If your destination is Lombardia, you can’t miss out on Como’s Città dei Balocchi. Here, in addition to the tipical Christmas markets, you can go ice skating or get on the ferry wheel to enjoy the spectacular view of the lake.
Veneto stands out for Verona‘s Christmas markets, made in collaboration with Nuremberg’s “Christkindlmarkt”. In the city of Romeo and Juliet there’s no lack of ideas for Christmas themed gifts: glassware, woodwork and ceramics or delicacies. In Piazza Bra, with the famous Arena in the background, you will find the immense Christmas Star, standing at 100 meters tall.
The Most Interesting Towns
Generally speaking, however, we can agree that small medieval towns make great Christmas market locations, because of this we would like to showcase:
- Grazzano Visconti, in Emilia-Romagna, which I think is one of the most pictoresque. The town really looks like a life-sized nativity scene! Here, among other things, there’s expositions, rides, street artists, Santa’s House and Santa Park, which hosts a ferry wheel and the Santa Jumping.
- Gubbio, in Umbria, turns into a Christmas village for the holidays, the Christmas Land: here, you can enjoy the world’s tallest Christmas tree, which every year is set at the base of Monte Ingino, right above the town, decorated with lights that light up the hill (that’s around 8,5 kilometers of cables!) .
- Limatola, in the Benevento province (Campania), is a medieval village that has a unique castle, where every year one the most beautiful markets in Italy is held. The castle leans out on the village and hosts jesters, a medieval court, falconers, food stalls and artisan booths and also Santa’s House.
- Viterbo, in Lazio, is the proud owner of the biggest and best preserved Medieval Historic Quarter in the world, and holds a magical world made of fairies, elves, reindeers and enchanted Christmas atmospheres. In Palazzo degli Alessandri, children can meet and greet up close the real Santa Clause and see Rudolf, the red-nose reindeer.
- Alberobello, in Puglia, is not a medieval hamlet but it surely is a peculiar town thanks to it’s unique houses, the Trulli! The “Mercatini di Natale tra i Trulli” event takes place right here, with Santa, street artists, artisanal workshops and also food stalls. Another truly “modern” and fun touch is the Santa Bikers parade where bikers dressed up as Santa ride around town giving presents to children. During the Christmas Lights, the Trulli light up with colorful lights, stars, half-moons, christmas motifs, snowflakes, creating a dreamy atmosphere.
Another city whose markets are also strongly influenced by German culture is Firenze.
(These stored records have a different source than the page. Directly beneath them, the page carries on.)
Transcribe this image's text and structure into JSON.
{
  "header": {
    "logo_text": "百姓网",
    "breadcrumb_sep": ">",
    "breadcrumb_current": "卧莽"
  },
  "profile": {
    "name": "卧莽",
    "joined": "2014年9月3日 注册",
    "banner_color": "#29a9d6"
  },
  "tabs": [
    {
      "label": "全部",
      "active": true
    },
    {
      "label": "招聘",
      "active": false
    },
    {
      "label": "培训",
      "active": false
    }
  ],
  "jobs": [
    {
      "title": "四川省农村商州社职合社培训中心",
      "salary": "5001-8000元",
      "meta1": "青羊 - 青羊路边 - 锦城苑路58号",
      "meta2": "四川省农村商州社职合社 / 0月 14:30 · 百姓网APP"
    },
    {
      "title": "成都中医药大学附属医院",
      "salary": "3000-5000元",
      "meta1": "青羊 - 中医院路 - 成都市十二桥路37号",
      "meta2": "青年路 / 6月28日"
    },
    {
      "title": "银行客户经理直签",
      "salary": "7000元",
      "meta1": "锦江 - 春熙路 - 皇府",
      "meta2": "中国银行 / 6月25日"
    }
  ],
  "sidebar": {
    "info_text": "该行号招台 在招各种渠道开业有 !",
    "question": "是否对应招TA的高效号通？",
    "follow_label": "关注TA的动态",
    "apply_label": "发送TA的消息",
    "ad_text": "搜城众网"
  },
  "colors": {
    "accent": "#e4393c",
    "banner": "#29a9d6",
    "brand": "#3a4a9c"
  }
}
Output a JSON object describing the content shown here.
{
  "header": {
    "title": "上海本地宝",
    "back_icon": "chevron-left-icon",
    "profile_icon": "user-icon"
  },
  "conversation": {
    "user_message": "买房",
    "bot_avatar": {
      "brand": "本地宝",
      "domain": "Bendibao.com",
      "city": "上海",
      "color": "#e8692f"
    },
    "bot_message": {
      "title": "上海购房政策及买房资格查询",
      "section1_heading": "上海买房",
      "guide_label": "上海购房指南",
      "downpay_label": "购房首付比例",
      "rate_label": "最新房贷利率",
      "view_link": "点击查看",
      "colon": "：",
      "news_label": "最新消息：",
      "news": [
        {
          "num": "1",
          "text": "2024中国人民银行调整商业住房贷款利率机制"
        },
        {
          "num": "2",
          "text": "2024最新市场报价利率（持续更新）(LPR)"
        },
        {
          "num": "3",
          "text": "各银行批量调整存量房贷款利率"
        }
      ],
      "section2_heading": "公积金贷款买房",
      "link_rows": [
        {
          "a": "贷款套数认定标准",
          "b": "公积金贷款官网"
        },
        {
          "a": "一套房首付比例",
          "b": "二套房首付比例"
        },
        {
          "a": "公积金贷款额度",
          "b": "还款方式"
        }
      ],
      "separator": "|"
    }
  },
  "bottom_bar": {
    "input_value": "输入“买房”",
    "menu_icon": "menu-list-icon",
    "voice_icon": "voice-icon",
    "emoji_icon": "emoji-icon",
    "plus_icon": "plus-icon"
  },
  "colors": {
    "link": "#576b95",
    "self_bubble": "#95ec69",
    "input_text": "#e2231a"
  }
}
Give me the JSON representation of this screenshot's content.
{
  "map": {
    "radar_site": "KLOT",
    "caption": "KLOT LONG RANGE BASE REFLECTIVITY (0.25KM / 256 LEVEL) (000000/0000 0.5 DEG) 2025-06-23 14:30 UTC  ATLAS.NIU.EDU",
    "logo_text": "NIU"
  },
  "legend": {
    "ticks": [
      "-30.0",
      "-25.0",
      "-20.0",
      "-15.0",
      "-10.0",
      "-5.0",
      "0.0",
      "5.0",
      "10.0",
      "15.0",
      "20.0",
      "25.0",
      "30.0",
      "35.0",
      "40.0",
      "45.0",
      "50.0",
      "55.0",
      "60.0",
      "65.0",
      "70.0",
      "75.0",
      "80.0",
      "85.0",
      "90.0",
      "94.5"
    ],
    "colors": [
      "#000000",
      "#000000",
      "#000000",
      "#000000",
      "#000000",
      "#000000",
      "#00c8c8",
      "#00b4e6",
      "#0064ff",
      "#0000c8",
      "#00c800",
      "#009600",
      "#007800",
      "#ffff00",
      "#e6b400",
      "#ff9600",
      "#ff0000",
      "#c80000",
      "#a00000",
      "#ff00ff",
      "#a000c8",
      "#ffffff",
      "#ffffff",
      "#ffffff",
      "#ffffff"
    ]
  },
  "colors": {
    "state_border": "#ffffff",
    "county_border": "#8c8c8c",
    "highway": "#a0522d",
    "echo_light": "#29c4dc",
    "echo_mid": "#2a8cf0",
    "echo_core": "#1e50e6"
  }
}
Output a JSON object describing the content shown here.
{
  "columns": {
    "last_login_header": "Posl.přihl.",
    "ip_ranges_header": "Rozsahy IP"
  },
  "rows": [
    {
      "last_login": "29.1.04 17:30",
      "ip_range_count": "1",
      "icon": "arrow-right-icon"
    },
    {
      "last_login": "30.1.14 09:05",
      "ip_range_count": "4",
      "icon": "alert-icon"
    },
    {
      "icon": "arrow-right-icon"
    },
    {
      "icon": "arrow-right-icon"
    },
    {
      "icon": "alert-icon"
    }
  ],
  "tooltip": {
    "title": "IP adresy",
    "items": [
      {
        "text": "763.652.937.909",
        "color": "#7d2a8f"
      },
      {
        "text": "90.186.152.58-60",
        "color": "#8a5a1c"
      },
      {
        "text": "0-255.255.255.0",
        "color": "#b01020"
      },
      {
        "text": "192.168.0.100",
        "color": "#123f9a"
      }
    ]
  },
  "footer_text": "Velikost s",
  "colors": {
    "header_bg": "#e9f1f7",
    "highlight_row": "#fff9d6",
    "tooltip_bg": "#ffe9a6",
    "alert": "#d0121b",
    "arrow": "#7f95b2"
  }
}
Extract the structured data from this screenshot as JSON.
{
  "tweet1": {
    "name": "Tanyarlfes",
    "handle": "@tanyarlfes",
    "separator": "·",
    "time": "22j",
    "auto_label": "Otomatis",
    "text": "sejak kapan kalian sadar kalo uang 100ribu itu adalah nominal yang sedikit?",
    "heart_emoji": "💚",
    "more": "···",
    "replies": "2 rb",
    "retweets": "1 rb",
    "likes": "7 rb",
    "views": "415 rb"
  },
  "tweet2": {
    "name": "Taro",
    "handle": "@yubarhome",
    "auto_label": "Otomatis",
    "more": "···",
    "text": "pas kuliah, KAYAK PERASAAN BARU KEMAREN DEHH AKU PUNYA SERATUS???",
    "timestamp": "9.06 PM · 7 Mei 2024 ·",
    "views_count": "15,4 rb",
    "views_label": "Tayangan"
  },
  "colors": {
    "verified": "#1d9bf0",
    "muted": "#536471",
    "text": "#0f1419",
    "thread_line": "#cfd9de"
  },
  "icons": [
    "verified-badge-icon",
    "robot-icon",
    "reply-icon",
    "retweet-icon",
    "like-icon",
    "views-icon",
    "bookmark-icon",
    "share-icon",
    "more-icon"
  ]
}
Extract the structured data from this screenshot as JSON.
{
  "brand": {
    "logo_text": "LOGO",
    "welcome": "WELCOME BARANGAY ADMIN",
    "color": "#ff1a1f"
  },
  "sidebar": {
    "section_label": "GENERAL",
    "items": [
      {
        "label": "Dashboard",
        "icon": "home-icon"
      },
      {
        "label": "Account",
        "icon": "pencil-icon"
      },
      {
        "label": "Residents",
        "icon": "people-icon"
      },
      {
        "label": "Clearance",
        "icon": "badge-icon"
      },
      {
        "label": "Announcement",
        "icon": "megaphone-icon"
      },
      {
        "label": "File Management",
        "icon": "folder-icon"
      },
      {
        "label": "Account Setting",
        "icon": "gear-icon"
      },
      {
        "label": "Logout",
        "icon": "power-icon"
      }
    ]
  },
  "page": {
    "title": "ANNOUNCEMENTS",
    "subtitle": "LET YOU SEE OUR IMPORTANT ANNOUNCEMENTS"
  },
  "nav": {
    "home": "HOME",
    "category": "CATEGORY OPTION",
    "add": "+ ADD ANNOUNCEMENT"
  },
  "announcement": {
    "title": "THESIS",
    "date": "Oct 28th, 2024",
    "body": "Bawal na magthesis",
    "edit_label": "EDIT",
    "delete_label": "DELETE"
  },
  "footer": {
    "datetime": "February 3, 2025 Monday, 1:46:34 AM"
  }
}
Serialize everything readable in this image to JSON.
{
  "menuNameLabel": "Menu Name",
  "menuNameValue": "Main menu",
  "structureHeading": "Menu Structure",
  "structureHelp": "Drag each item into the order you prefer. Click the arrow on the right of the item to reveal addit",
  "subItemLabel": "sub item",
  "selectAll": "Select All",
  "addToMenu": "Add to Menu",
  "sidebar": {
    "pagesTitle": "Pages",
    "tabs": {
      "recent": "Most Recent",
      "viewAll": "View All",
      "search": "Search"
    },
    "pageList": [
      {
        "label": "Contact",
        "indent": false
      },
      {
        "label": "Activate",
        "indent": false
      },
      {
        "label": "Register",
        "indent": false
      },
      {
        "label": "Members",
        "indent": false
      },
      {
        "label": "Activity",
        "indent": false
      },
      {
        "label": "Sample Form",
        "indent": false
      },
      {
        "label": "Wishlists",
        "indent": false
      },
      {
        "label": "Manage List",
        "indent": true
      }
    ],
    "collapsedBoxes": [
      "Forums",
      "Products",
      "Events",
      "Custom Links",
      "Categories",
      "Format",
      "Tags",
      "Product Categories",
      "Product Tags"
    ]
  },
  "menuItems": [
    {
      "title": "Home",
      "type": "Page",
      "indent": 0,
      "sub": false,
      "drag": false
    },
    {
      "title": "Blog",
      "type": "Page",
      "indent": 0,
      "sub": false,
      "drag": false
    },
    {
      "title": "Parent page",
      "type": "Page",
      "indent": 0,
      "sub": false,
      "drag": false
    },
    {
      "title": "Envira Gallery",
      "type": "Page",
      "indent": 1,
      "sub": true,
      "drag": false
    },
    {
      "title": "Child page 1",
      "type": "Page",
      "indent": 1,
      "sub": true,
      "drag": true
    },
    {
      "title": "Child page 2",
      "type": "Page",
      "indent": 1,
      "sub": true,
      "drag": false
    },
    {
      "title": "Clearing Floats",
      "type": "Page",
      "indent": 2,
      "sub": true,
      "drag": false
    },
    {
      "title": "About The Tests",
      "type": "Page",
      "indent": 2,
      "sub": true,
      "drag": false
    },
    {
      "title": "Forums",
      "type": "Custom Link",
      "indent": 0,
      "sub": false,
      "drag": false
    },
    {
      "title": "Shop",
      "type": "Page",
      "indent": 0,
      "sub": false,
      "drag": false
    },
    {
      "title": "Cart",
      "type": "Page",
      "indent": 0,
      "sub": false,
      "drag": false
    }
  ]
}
Of course, we went there and I have to say that the Weihnachtsmarkt of Santa Croce does not fall short in terms of atmosphere compared to the historical german markets. Here too, in fact, you will find decorations, chalets and candles. You will also taste specialties like cheeses, meat, wine, Christmas delicacies and, in perfect german theme, also bratwurst and pretzels, maybe with a side of sauerkraut or a beer.
A treat you definitely have to try is Kürtőskalács, a tipical Hungarian dessert, also called “chimney cake”, for it’s shape, that can be covered in toppings such as sugar, cinnamon or chocolate.
Vin brûlé cannot be overlooked! Besides, some stalls also offer a cup as a souvenir. But we didn’t need it, of course, because we have our wonderful Christmas mug signed LearnAmo Collection.
Obviously, these are just some of many Italian Christmas markets. I chose those that are a little more famous or peculiar. Every city hosts something, more or less. Towns really get magical during this time of year!
What about your city? Does it host anything? Are there any markets? Or do you not celebrate Christmas? Let me know in the comments!
Instead, if I said the word, CINEPANETTONE, what would you think about? Would you think about dessert? Mh, no… If you don’t know what it is, take a look at the video dedicated to 5 Must-watch Italian Christmas Movies.